While Kane Williamson has been a totem – the best number three in the tournament – and Ross Taylor has been efficient, New Zealand have lacked a functioning number five, with Tom Latham averaging just 15.42 all tournament.
While no English middle order player has quite matched Williamson’s everyday brilliance, Joe Root, Eoin Morgan, Ben Stokes and Jos Buttler are the most feared middle order in ODI cricket, despite England’s penchant for stumbling in run chases earlier in the World Cup.
The lack of form, and then dropping, of Moeen Ali has weakened England’s tail, even if Chris Woakes is a capable number seven.
While England still have lower order six-hitting capacity, this doesn’t match that of Colin de Grandhomme, who has played several crucial innings from number seven. Mitchell Santner also has a fine record finishing innings from number eight against England.
Verdict: New Zealand
With Woakes pitching the ball up and Jofra Archer bowling quicker and a shorter length, England’s contrasting new ball pair have been arguably the best in the tournament.
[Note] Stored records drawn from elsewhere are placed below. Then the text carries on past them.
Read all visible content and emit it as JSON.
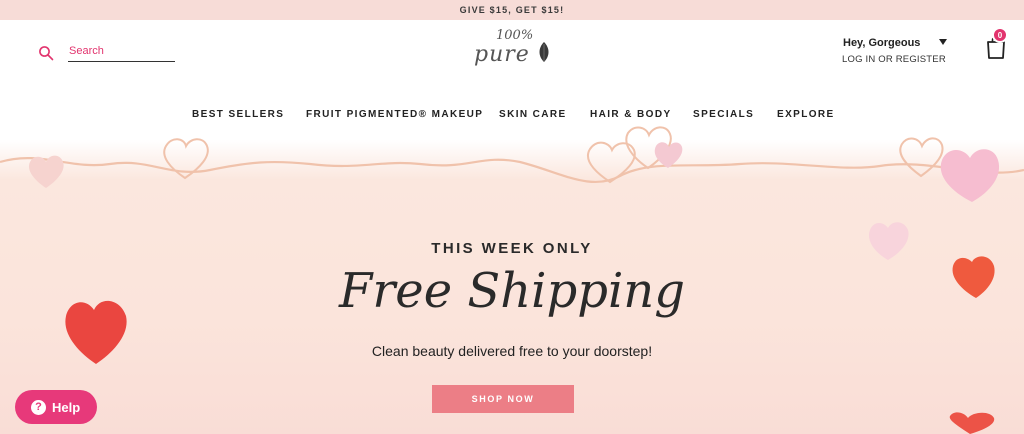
{
  "promo": {
    "text": "GIVE $15, GET $15!"
  },
  "search": {
    "placeholder": "Search",
    "value": ""
  },
  "logo": {
    "top": "100%",
    "bottom": "pure"
  },
  "account": {
    "greeting": "Hey, Gorgeous",
    "links": "LOG IN OR REGISTER"
  },
  "cart": {
    "count": "0"
  },
  "nav": {
    "items": [
      {
        "label": "BEST SELLERS"
      },
      {
        "label": "FRUIT PIGMENTED® MAKEUP"
      },
      {
        "label": "SKIN CARE"
      },
      {
        "label": "HAIR & BODY"
      },
      {
        "label": "SPECIALS"
      },
      {
        "label": "EXPLORE"
      }
    ]
  },
  "hero": {
    "kicker": "THIS WEEK ONLY",
    "title": "Free Shipping",
    "subtitle": "Clean beauty delivered free to your doorstep!",
    "cta": "SHOP NOW"
  },
  "help": {
    "label": "Help",
    "icon_glyph": "?"
  },
  "colors": {
    "accent": "#e2346e",
    "cta": "#ec7e86",
    "promo_bg": "#f7dcd7",
    "hero_bg": "#fbe4db"
  }
}
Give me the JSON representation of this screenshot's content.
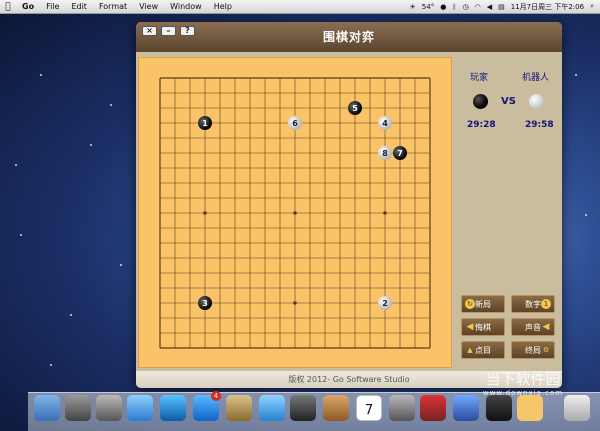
{
  "menubar": {
    "app": "Go",
    "items": [
      "File",
      "Edit",
      "Format",
      "View",
      "Window",
      "Help"
    ],
    "temperature": "54°",
    "datetime": "11月7日周三 下午2:06"
  },
  "window": {
    "title": "围棋对弈",
    "btn_close": "×",
    "btn_min": "–",
    "btn_help": "?",
    "footer": "版权 2012- Go Software Studio"
  },
  "panel": {
    "player_label": "玩家",
    "robot_label": "机器人",
    "vs": "VS",
    "player_time": "29:28",
    "robot_time": "29:58"
  },
  "controls": {
    "new_game": "新局",
    "numbers": "数字",
    "undo": "悔棋",
    "sound": "声音",
    "count": "点目",
    "end": "终局"
  },
  "board": {
    "size": 19,
    "stones": [
      {
        "n": "1",
        "col": 3,
        "row": 3,
        "color": "black"
      },
      {
        "n": "2",
        "col": 15,
        "row": 15,
        "color": "white"
      },
      {
        "n": "3",
        "col": 3,
        "row": 15,
        "color": "black"
      },
      {
        "n": "4",
        "col": 15,
        "row": 3,
        "color": "white"
      },
      {
        "n": "5",
        "col": 13,
        "row": 2,
        "color": "black"
      },
      {
        "n": "6",
        "col": 9,
        "row": 3,
        "color": "white"
      },
      {
        "n": "7",
        "col": 16,
        "row": 5,
        "color": "black"
      },
      {
        "n": "8",
        "col": 15,
        "row": 5,
        "color": "white"
      }
    ]
  },
  "dock": {
    "appstore_badge": "4",
    "calendar_day": "7"
  },
  "watermark": {
    "main": "当下软件园",
    "sub": "www.downxia.com"
  }
}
New Zealand’s own pair, of the terrific left-armer Trent Boult and Matt Henry, have been almost as good – never more so than against India in the semi-final – but Henry is the weakest of the quartet, and most dependent upon conditions being favourable.
Lockie Ferguson has been a persistent source of exhilaration and menace bowling his 90mph rockets in the middle overs: perhaps the single most obvious contrast between this team and traditional New Zealand sides. Santner displayed terrific skill and temperament to strangle India during the semi-final.
While England have Liam Plunkett and Mark Wood to provide middle over pace, and Adil Rashid to turn the ball both ways, Ferguson has been the outstanding middle over bowler of the competition.
Verdict: New Zealand
England have been the most economical team at the death this tournament, a testament to the yorkers and hostility of Jofra Archer and Mark Wood, and the clever cutters of Chris Woakes.
While New Zealand have Boult and Ferguson at times at the death, they have often relied on James Neesham’s cutters, while Henry was hit for 25 in a single over by Carlos Brathwaite.
New Zealand’s phenomenal fielding – Neesham’s catch for the ages, and Guptill’s run-out of MS Dhoni – was a defining feature of their heist over India.
Outstanding fielding is in keeping with Kiwi sides of yore, but England – led by the exuberant Ben Stokes – have a fielding line-up that can be considered New Zealand’s equal. And, so far, Buttler has shaded Latham behind the stumps.